Psychological Association, San Francisco. ([available online:] ftp://members.aol.com/gibbonsdon/artform.txt)
This paper proposes a change in the manner in which we think about suggestion-induced phenomena, moving from primary reliance upon a medical/counseling model to a concurrent view of suggestion as an art form and hypnosis as an artistic medium. the rationale for such an alternative paradigm is discussed, and a procedure for scripting suggestions within the new paradigm — the Best Me technique — is presented, along with a specific illustration of its application, possible implications for current clinical practice, and suggestions for transition to the new paradigm.

Bryant, Richard A. (1995). Fantasy proneness, reported childhood abuse, and the relevance of reported abuse onset. International Journal of Clinical and Experimental Hypnosis, 43 (2), 184-193.

This study investigated the relationship between fantasy proneness and the age at which reported childhood sexual abuse occurs. Seventeen adult females who reported having been sexually abused before the age of 7 years, 20 females who reported having been abused after the age of 7 years, and 20 females who reported having never been abused were administered two measures of imaginative involvement (Tellegen Absorption Scale [TAS] and Inventory of Childhood Memories and Imaginings [ICMI]). Participants who were reportedly abused early in childhood obtained higher scores on the TAS and ICMI than participants who were reportedly abused later in childhood, who in turn obtained higher scores than the control participants. Findings are discussed in terms of factors that mediate fantasy proneness and reports of childhood abuse.

Gearan, Paul; Schoenberger, Nancy E.; Kirsch, Irving (1995). Modifying hypnotizability: A new component analysis. International Journal of Clinical and Experimental Hypnosis, 43 (1), 70-89.

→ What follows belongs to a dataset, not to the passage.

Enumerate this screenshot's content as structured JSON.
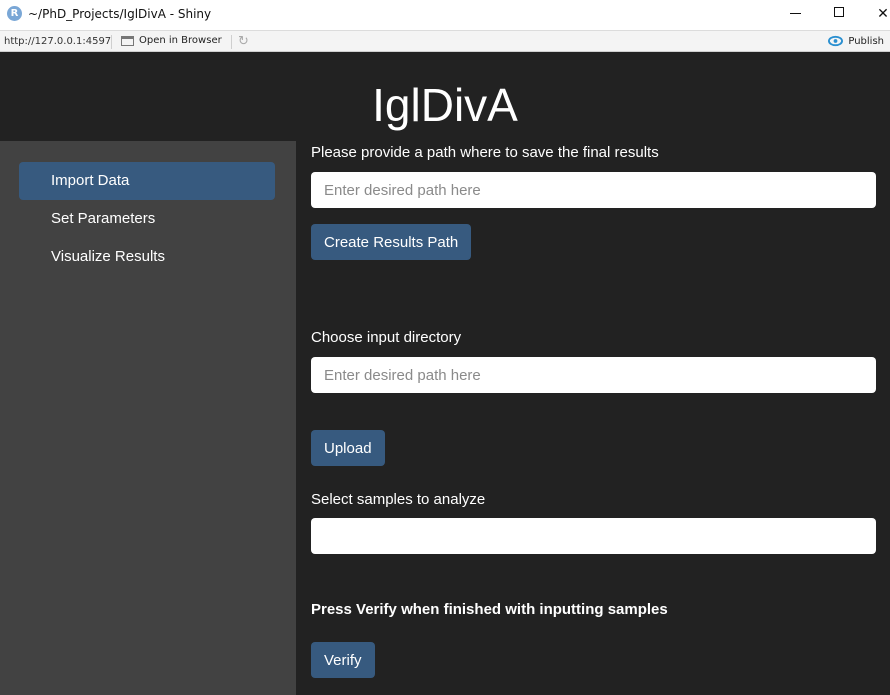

The effects of the Carleton Skills Training Program (CSTP) on hypnotizability were compared to those of a modified training program in which instructions for physical enactment of the response were omitted. After training, subjects in the original CSTP reported an increase in the extent to which they intentionally enacted suggested behaviors. In contrast, subjects in the modified training program reported increased fantasy without voluntary physical enactment. Nevertheless, both training programs increased behavioral and subjective responsiveness to suggestion, and there were no significant differences in response enhancement between the two programs. Across conditions, increases in behavioral and subjective responses to suggestion were correlated with increased use of fantasy. In contrast, increases in enactment were correlated only with compliance. The modified training program is recommended as a means of enhancing suggestibility with less likelihood than the original CSTP of engendering compliance.